- _Exercise brief_:
Identify every line in the records below that contains the word "last", and reproduce each one.

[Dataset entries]
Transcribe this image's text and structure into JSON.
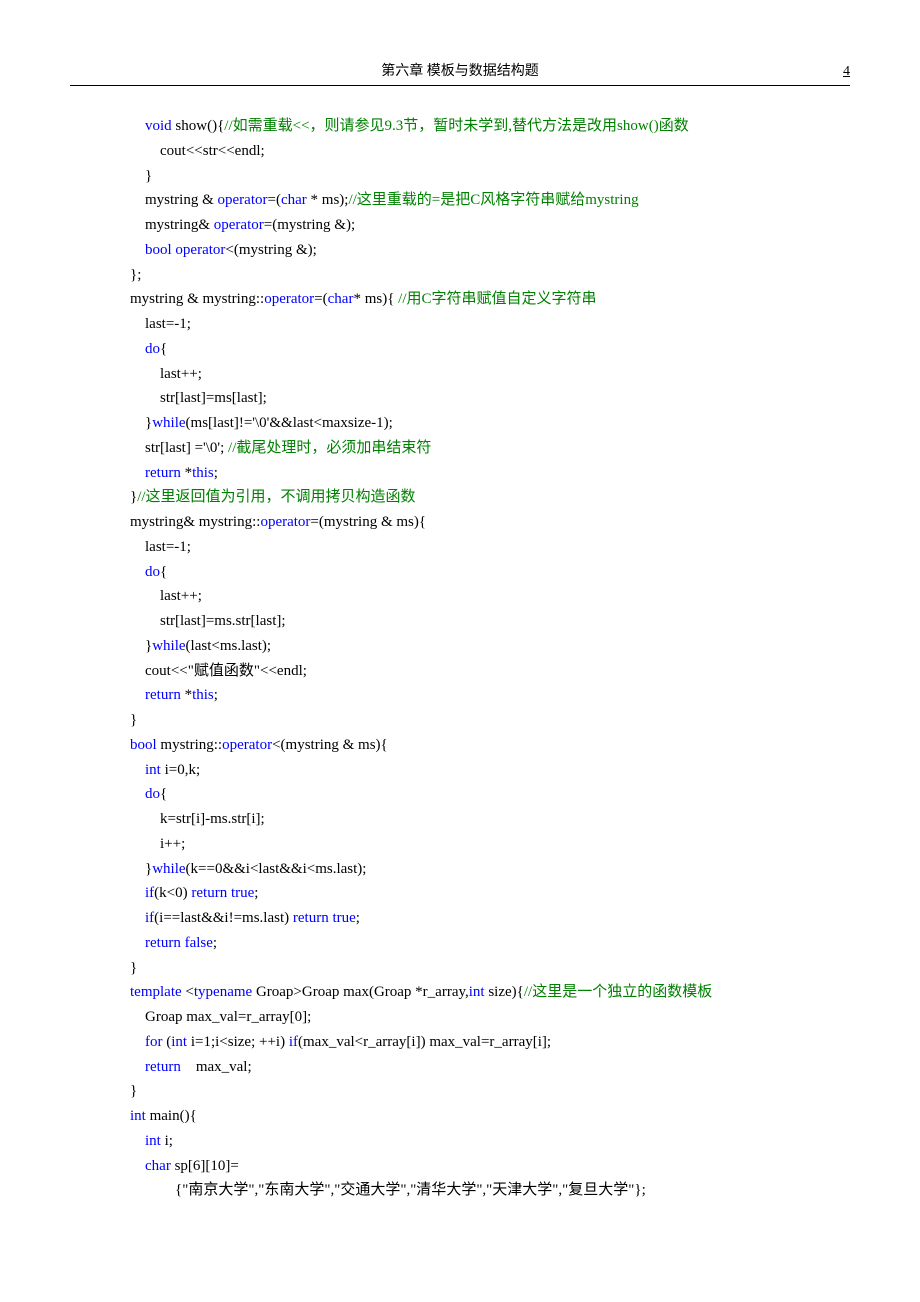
{
  "header": {
    "title": "第六章   模板与数据结构题",
    "page": "4"
  },
  "code": {
    "lines": [
      {
        "indent": 2,
        "segs": [
          {
            "t": "void",
            "c": "kw"
          },
          {
            "t": " show(){"
          },
          {
            "t": "//如需重载<<，则请参见9.3节，暂时未学到,替代方法是改用show()函数",
            "c": "cm"
          }
        ]
      },
      {
        "indent": 4,
        "segs": [
          {
            "t": "cout<<str<<endl;"
          }
        ]
      },
      {
        "indent": 2,
        "segs": [
          {
            "t": "}"
          }
        ]
      },
      {
        "indent": 2,
        "segs": [
          {
            "t": "mystring & "
          },
          {
            "t": "operator",
            "c": "kw"
          },
          {
            "t": "=("
          },
          {
            "t": "char",
            "c": "kw"
          },
          {
            "t": " * ms);"
          },
          {
            "t": "//这里重载的=是把C风格字符串赋给mystring",
            "c": "cm"
          }
        ]
      },
      {
        "indent": 2,
        "segs": [
          {
            "t": "mystring& "
          },
          {
            "t": "operator",
            "c": "kw"
          },
          {
            "t": "=(mystring &);"
          }
        ]
      },
      {
        "indent": 2,
        "segs": [
          {
            "t": "bool",
            "c": "kw"
          },
          {
            "t": " "
          },
          {
            "t": "operator",
            "c": "kw"
          },
          {
            "t": "<(mystring &);"
          }
        ]
      },
      {
        "indent": 0,
        "segs": [
          {
            "t": "};"
          }
        ]
      },
      {
        "indent": 0,
        "segs": [
          {
            "t": "mystring & mystring::"
          },
          {
            "t": "operator",
            "c": "kw"
          },
          {
            "t": "=("
          },
          {
            "t": "char",
            "c": "kw"
          },
          {
            "t": "* ms){ "
          },
          {
            "t": "//用C字符串赋值自定义字符串",
            "c": "cm"
          }
        ]
      },
      {
        "indent": 2,
        "segs": [
          {
            "t": "last=-1;"
          }
        ]
      },
      {
        "indent": 2,
        "segs": [
          {
            "t": "do",
            "c": "kw"
          },
          {
            "t": "{"
          }
        ]
      },
      {
        "indent": 4,
        "segs": [
          {
            "t": "last++;"
          }
        ]
      },
      {
        "indent": 4,
        "segs": [
          {
            "t": "str[last]=ms[last];"
          }
        ]
      },
      {
        "indent": 2,
        "segs": [
          {
            "t": "}"
          },
          {
            "t": "while",
            "c": "kw"
          },
          {
            "t": "(ms[last]!='\\0'&&last<maxsize-1);"
          }
        ]
      },
      {
        "indent": 2,
        "segs": [
          {
            "t": "str[last] ='\\0'; "
          },
          {
            "t": "//截尾处理时，必须加串结束符",
            "c": "cm"
          }
        ]
      },
      {
        "indent": 2,
        "segs": [
          {
            "t": "return",
            "c": "kw"
          },
          {
            "t": " *"
          },
          {
            "t": "this",
            "c": "kw"
          },
          {
            "t": ";"
          }
        ]
      },
      {
        "indent": 0,
        "segs": [
          {
            "t": "}"
          },
          {
            "t": "//这里返回值为引用，不调用拷贝构造函数",
            "c": "cm"
          }
        ]
      },
      {
        "indent": 0,
        "segs": [
          {
            "t": "mystring& mystring::"
          },
          {
            "t": "operator",
            "c": "kw"
          },
          {
            "t": "=(mystring & ms){"
          }
        ]
      },
      {
        "indent": 2,
        "segs": [
          {
            "t": "last=-1;"
          }
        ]
      },
      {
        "indent": 2,
        "segs": [
          {
            "t": "do",
            "c": "kw"
          },
          {
            "t": "{"
          }
        ]
      },
      {
        "indent": 4,
        "segs": [
          {
            "t": "last++;"
          }
        ]
      },
      {
        "indent": 4,
        "segs": [
          {
            "t": "str[last]=ms.str[last];"
          }
        ]
      },
      {
        "indent": 2,
        "segs": [
          {
            "t": "}"
          },
          {
            "t": "while",
            "c": "kw"
          },
          {
            "t": "(last<ms.last);"
          }
        ]
      },
      {
        "indent": 2,
        "segs": [
          {
            "t": "cout<<\"赋值函数\"<<endl;"
          }
        ]
      },
      {
        "indent": 2,
        "segs": [
          {
            "t": "return",
            "c": "kw"
          },
          {
            "t": " *"
          },
          {
            "t": "this",
            "c": "kw"
          },
          {
            "t": ";"
          }
        ]
      },
      {
        "indent": 0,
        "segs": [
          {
            "t": "}"
          }
        ]
      },
      {
        "indent": 0,
        "segs": [
          {
            "t": "bool",
            "c": "kw"
          },
          {
            "t": " mystring::"
          },
          {
            "t": "operator",
            "c": "kw"
          },
          {
            "t": "<(mystring & ms){"
          }
        ]
      },
      {
        "indent": 2,
        "segs": [
          {
            "t": "int",
            "c": "kw"
          },
          {
            "t": " i=0,k;"
          }
        ]
      },
      {
        "indent": 2,
        "segs": [
          {
            "t": "do",
            "c": "kw"
          },
          {
            "t": "{"
          }
        ]
      },
      {
        "indent": 4,
        "segs": [
          {
            "t": "k=str[i]-ms.str[i];"
          }
        ]
      },
      {
        "indent": 4,
        "segs": [
          {
            "t": "i++;"
          }
        ]
      },
      {
        "indent": 2,
        "segs": [
          {
            "t": "}"
          },
          {
            "t": "while",
            "c": "kw"
          },
          {
            "t": "(k==0&&i<last&&i<ms.last);"
          }
        ]
      },
      {
        "indent": 2,
        "segs": [
          {
            "t": "if",
            "c": "kw"
          },
          {
            "t": "(k<0) "
          },
          {
            "t": "return",
            "c": "kw"
          },
          {
            "t": " "
          },
          {
            "t": "true",
            "c": "kw"
          },
          {
            "t": ";"
          }
        ]
      },
      {
        "indent": 2,
        "segs": [
          {
            "t": "if",
            "c": "kw"
          },
          {
            "t": "(i==last&&i!=ms.last) "
          },
          {
            "t": "return",
            "c": "kw"
          },
          {
            "t": " "
          },
          {
            "t": "true",
            "c": "kw"
          },
          {
            "t": ";"
          }
        ]
      },
      {
        "indent": 2,
        "segs": [
          {
            "t": "return",
            "c": "kw"
          },
          {
            "t": " "
          },
          {
            "t": "false",
            "c": "kw"
          },
          {
            "t": ";"
          }
        ]
      },
      {
        "indent": 0,
        "segs": [
          {
            "t": "}"
          }
        ]
      },
      {
        "indent": 0,
        "segs": [
          {
            "t": "template",
            "c": "kw"
          },
          {
            "t": " <"
          },
          {
            "t": "typename",
            "c": "kw"
          },
          {
            "t": " Groap>Groap max(Groap *r_array,"
          },
          {
            "t": "int",
            "c": "kw"
          },
          {
            "t": " size){"
          },
          {
            "t": "//这里是一个独立的函数模板",
            "c": "cm"
          }
        ]
      },
      {
        "indent": 2,
        "segs": [
          {
            "t": "Groap max_val=r_array[0];"
          }
        ]
      },
      {
        "indent": 2,
        "segs": [
          {
            "t": "for",
            "c": "kw"
          },
          {
            "t": " ("
          },
          {
            "t": "int",
            "c": "kw"
          },
          {
            "t": " i=1;i<size; ++i) "
          },
          {
            "t": "if",
            "c": "kw"
          },
          {
            "t": "(max_val<r_array[i]) max_val=r_array[i];"
          }
        ]
      },
      {
        "indent": 2,
        "segs": [
          {
            "t": "return",
            "c": "kw"
          },
          {
            "t": "    max_val;"
          }
        ]
      },
      {
        "indent": 0,
        "segs": [
          {
            "t": "}"
          }
        ]
      },
      {
        "indent": 0,
        "segs": [
          {
            "t": "int",
            "c": "kw"
          },
          {
            "t": " main(){"
          }
        ]
      },
      {
        "indent": 2,
        "segs": [
          {
            "t": "int",
            "c": "kw"
          },
          {
            "t": " i;"
          }
        ]
      },
      {
        "indent": 2,
        "segs": [
          {
            "t": "char",
            "c": "kw"
          },
          {
            "t": " sp[6][10]="
          }
        ]
      },
      {
        "indent": 6,
        "segs": [
          {
            "t": "{\"南京大学\",\"东南大学\",\"交通大学\",\"清华大学\",\"天津大学\",\"复旦大学\"};"
          }
        ]
      }
    ]
  }
}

- _Your response_:
            "t": "last=-1;"
            "t": "last++;"
            "t": "str[last]=ms[last];"
            "t": "(ms[last]!='\\0'&&last<maxsize-1);"
            "t": "str[last] ='\\0'; "
            "t": "last=-1;"
            "t": "last++;"
            "t": "str[last]=ms.str[last];"
            "t": "(last<ms.last);"
            "t": "(k==0&&i<last&&i<ms.last);"
            "t": "(i==last&&i!=ms.last) "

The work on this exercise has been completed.